I bought a book today.
That may require some elaboration…
Today I purchased an actual, physical, tangible, hold-it-in-your-hands-and-run-the-pages-under-your-thumb book.
I suppose I could say that it doesn’t matter which book I bought. But I’m pretty sure the identity of said book was the prime reason I bought it in this particular form.
It was Shadow Show, a just-published anthology of stories written in tribute to Ray Bradbury. (The timing of the release, just over a month following Bradbury’s passing, is at once entirely coincidental and entirely fitting.) There are some rather impressive names involved here – Neil Gaiman, Dave Eggers, Harlan Ellison, Margaret Atwood, and many more, most of whom I’ll be discovering for the first time. But of course, it was that one name that drew me to the book in the first place: Ray Bradbury.
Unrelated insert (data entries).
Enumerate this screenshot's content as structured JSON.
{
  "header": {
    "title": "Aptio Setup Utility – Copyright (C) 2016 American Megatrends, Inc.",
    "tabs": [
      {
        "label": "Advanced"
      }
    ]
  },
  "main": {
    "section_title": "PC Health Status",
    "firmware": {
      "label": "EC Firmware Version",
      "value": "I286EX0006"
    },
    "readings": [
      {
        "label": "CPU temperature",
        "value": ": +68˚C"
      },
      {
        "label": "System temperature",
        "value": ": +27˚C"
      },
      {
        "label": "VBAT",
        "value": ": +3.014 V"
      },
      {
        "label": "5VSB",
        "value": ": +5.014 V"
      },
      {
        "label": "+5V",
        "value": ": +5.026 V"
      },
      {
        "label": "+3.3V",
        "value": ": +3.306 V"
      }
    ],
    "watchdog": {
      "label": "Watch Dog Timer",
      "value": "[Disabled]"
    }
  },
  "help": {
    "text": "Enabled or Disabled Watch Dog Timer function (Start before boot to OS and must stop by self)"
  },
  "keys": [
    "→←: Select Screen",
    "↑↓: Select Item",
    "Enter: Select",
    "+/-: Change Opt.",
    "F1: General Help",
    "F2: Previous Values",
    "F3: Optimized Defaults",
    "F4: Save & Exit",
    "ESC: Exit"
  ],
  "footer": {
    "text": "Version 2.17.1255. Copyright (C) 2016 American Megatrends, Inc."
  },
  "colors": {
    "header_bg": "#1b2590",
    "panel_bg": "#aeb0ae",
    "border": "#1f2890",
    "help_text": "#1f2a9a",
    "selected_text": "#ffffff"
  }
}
I could have gone for the e-book. I actually enjoy e-books from time to time. Beyond the apparent convenience and lower price point, it’s fairly easy to read much longer works fairly quickly. But there’s no way I could justify settling for something so… insubstantial when the point was to honor the man who in Fahrenheit 451 wrote:
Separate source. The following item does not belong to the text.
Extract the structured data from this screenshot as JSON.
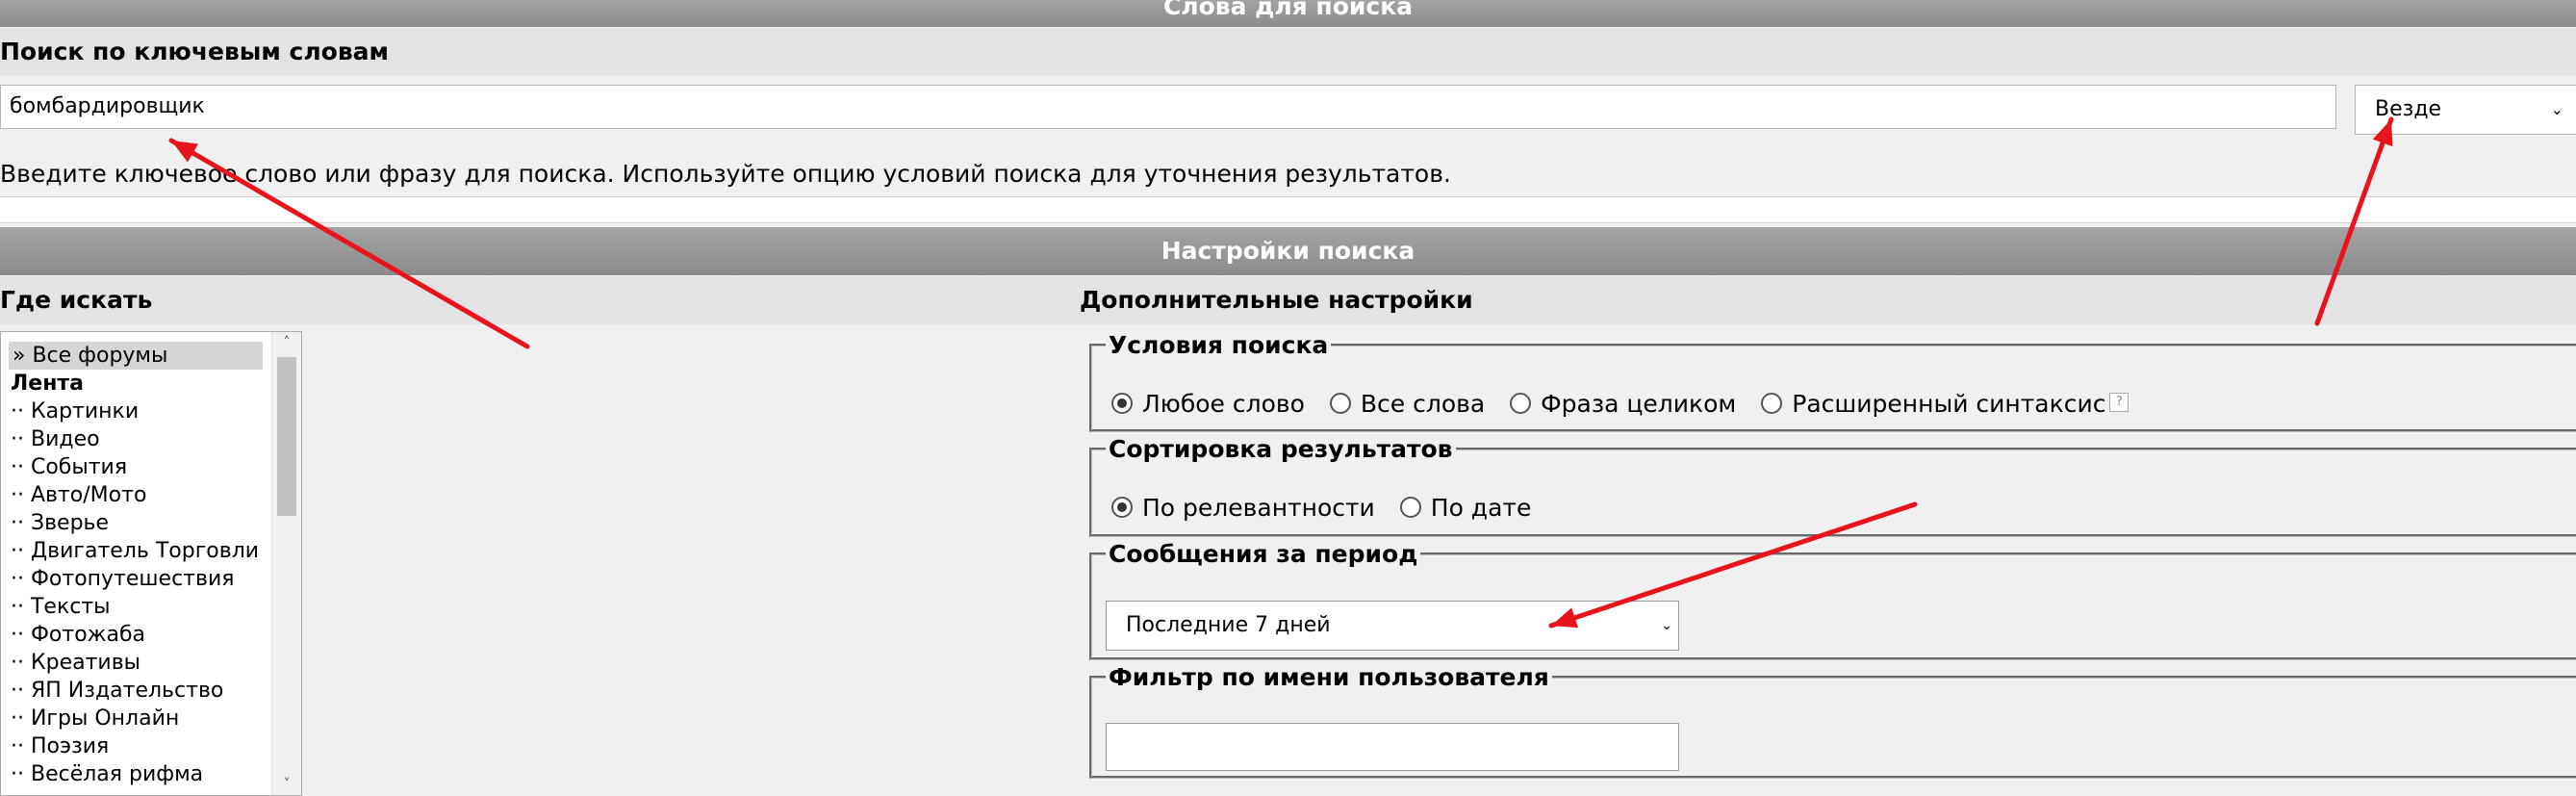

“Do you know why books such as this are so important? Because they have quality. And what does the word quality mean? To me it means texture. This book has pores. It has features. This book can go under the microscope. You’d find life under the glass, streaming past in infinite profusion.”
And that’s the thing. Words may be words, and may have equal effect whether you see them on a page or a screen. But presentation still matters. And even today, in an age when we’re all more digital – and perhaps more distant – there’s still a certain power in being able to pick up that collection of bound paper and read those first lines. There’s a sense of wonder in the discovery of a great book that no digital device can yet duplicate.
And yet we seem all too happy to turn that experience over to the cloud. Even the buying of books, let alone the reading of them, isn’t the social experience it used to be. I’ve been around long enough to see too many brick-&-mortar bookstores go the way of dust, and I miss them. Bookstores are my favorite hangouts – if I can get away with it, I’ll spend hours getting lost in them. I’ll grant you that we still have a few to go around, but any bookstore’s death still diminishes me. And even libraries have fallen to the digital invasion, with all those internet computers in every room. It’s an entirely different atmosphere now, and I can’t help believing we’ve lost something in the process.
Can that be reversed? Am I even asking for that? I don’t know. Maybe all of this is just me getting older and seeing the world change around me while I remain me.
Or maybe, like my hero, I just love books – not just the words, but the vessels that contain them – and love them enough to want to see them outlive me.
I can’t be alone in that…